What does it mean when I am told that an ultrasound has a ten day window? And why do doctors say you can go 2-weeks before or after your due date? I know it's not an exact science. I am really confused on how the whole pregnancy thing works.
Ultrasounds compute expected date of delivery by measuring the size of the fetus. It is impossible to measure the fetus exactly, and the accuracy of the size/due date formula gets worse the farther along in the pregnancy you are. Early in the pregnancy, the estimate of the due date can be off as little as 5 days, meaning that if they say the 15th of the month, it may mean the 10th or the 20th is the real due date, or anywhere in between.
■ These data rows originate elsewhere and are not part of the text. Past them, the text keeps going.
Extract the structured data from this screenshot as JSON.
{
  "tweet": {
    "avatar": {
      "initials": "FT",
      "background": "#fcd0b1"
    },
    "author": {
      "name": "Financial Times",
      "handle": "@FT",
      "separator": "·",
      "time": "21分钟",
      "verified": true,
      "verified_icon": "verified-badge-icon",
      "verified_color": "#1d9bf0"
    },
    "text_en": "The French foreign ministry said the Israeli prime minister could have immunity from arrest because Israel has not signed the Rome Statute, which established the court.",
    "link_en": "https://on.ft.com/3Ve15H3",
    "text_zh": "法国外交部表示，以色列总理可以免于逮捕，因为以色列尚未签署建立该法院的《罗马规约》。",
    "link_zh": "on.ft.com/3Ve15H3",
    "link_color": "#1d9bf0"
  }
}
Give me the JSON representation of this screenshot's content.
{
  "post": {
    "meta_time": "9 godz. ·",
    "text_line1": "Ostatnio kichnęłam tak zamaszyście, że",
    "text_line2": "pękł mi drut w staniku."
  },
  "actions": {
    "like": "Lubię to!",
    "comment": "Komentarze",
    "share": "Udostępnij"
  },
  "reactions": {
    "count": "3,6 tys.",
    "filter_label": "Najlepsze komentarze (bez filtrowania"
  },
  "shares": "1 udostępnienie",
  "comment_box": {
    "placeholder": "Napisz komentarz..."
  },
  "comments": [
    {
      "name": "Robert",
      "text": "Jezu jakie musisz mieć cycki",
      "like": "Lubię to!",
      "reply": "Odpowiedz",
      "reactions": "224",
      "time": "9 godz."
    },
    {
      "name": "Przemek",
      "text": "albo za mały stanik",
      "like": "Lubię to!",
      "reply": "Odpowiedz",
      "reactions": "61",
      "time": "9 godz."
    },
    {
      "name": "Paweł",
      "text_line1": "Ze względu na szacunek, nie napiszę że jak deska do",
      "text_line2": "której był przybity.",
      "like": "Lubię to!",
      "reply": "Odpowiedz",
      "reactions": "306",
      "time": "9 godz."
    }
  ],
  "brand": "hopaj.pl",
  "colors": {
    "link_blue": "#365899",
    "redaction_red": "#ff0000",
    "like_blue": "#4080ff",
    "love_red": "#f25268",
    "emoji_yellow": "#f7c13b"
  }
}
But we should really be talking about a "birth month" anyway, because some women make babies quickly and others are slow cookers. I tell my clients that first babies come (on an average) five days after the supposed "due date," but that it is ok for them to come up to 3 weeks before the due date (3 weeks and day is premature, so we don't want that) or up to 2 weeks after the due date (after that, the baby is truly late). There are 35 days during which it is perfectly normal and safe to have the baby -- any one of those days is as good as another from a medical point of view. I understand that they may not all be equal for you!
-- Cynthia, CNM